Leap years, tropical years, sidereal years and our crappy calendar

So, what the hell is the deal with leap years, anyway? Forget all the crappy traditions and stupid shit on TV. Why is there even a leap year in the first place?

Well, the truth is that time is the single most important thing to the modern mind and yet it is probably the thing we suck at the most. Because time is relative and also complicated. Because our two main sources of relative time – the sun and the seasons – don’t exactly jibe in the way we humans would prefer them to. Because basically, Western Europeans just got lazy and said, “Fuck it. Let’s just add a day every once in a while and call it happy.”

But let’s start with what we think we know about time. Our calendar and watches all agree: there are twenty four hours in a day, which is defined by the time it takes the Sun to rise twice as seen on Earth. 365 of those days combine to make a year, which more or less relates to the time it takes the Earth to revolve around the Sun.

It is more or less true that a day is 24 hours. Why 24? Why not, say, 10, a number we seem to like a lot in the first place? Well, one theory has it that the ancient Babylonian method of counting on one’s fingers was essentially base-12 and only because there’s that many segments of your four non-thumb fingers. But I’ll leave that for you to read on your own.

As for the year? Well, that’s where our problem lies. You see: the ancients basically took the day, which was well-understood, and counted up the number of them that worked out to a year, based on the sun’s return to the same point in the sky. This is what is known as a tropical or solar year.

But right off the bat, they knew they were slightly off. About 1/4 of a day off, to be more specific. 365.2422 to be entirely too specific about it. Because the Sun, Earth and Stars don’t really give a rat’s ass about our counting system. In fact, if you track the Earth’s travel 360 degrees around the Sun using the only accurate model – basing it on the Earth’s position relative to certain fixed stars – you end up with a very different number, which is known as the sidereal year.

So, who invented the leap year? None other than Julius Caesar. Previously, Roman calendars used a 22 day month every other year. But to keep things more in line, Caesar opted for a single additional day every fourth year, to be added to month of Februarius.

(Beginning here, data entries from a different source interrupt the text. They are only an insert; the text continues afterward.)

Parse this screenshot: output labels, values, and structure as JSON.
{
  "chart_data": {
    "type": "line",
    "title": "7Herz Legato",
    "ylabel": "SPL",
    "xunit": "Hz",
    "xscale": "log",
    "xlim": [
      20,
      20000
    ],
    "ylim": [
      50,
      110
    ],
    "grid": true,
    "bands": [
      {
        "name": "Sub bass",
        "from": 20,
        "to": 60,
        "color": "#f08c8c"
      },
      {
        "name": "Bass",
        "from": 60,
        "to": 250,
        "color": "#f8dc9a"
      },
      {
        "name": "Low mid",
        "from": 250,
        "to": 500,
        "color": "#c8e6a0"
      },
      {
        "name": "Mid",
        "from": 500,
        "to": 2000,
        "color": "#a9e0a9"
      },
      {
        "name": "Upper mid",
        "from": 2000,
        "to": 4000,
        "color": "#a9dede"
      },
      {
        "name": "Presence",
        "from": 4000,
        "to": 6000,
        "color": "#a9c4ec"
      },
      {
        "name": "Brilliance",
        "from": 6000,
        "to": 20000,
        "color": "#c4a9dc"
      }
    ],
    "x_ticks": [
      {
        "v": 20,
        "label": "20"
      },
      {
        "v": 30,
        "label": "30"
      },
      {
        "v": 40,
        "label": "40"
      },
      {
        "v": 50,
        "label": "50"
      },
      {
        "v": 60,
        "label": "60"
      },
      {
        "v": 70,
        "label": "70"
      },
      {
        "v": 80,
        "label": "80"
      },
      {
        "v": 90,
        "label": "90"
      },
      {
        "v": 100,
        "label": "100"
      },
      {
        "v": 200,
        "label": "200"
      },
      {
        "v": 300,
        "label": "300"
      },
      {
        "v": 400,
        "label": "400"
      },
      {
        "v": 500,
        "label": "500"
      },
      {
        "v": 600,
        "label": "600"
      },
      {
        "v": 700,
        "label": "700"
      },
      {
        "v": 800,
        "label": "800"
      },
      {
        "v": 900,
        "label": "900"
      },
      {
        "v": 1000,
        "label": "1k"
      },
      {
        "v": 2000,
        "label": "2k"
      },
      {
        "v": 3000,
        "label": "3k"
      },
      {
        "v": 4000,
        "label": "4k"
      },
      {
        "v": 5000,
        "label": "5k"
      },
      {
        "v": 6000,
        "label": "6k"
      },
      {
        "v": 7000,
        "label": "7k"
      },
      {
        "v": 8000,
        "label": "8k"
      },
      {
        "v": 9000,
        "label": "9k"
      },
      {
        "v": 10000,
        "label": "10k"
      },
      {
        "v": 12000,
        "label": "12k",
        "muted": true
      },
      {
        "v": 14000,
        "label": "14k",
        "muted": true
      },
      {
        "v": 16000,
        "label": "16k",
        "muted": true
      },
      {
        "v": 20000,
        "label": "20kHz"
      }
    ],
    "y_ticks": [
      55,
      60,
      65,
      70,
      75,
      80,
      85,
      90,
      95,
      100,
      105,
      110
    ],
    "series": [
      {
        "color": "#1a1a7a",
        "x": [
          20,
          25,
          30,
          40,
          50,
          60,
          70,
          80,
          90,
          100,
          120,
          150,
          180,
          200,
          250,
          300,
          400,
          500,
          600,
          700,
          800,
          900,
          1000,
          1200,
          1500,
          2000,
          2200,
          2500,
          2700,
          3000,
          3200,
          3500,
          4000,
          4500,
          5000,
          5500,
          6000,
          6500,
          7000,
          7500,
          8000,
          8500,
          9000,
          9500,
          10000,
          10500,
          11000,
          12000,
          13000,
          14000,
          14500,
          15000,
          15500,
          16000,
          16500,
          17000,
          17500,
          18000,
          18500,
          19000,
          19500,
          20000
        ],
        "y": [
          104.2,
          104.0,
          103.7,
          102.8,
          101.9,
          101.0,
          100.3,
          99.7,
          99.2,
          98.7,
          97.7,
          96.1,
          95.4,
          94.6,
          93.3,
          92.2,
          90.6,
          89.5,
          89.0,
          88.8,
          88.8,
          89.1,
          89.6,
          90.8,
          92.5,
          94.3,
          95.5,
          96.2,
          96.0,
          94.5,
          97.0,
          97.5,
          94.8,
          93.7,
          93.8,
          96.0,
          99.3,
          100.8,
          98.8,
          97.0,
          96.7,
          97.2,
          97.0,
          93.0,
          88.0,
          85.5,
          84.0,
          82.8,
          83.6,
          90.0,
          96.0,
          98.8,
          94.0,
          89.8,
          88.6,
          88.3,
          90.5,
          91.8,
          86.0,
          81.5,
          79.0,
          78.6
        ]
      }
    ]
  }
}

That’s February for us.

And nothing’s changed since the time of Caesar because we procrastinate a lot. And because every four years, its fun to tell this story over again.

By Tommy Belknap

Owner, developer, editor of DragonFlyEye.Net, Tom Belknap is also a freelance journalist for The 585 lifestyle magazine. He lives in the Rochester area with his wife and son.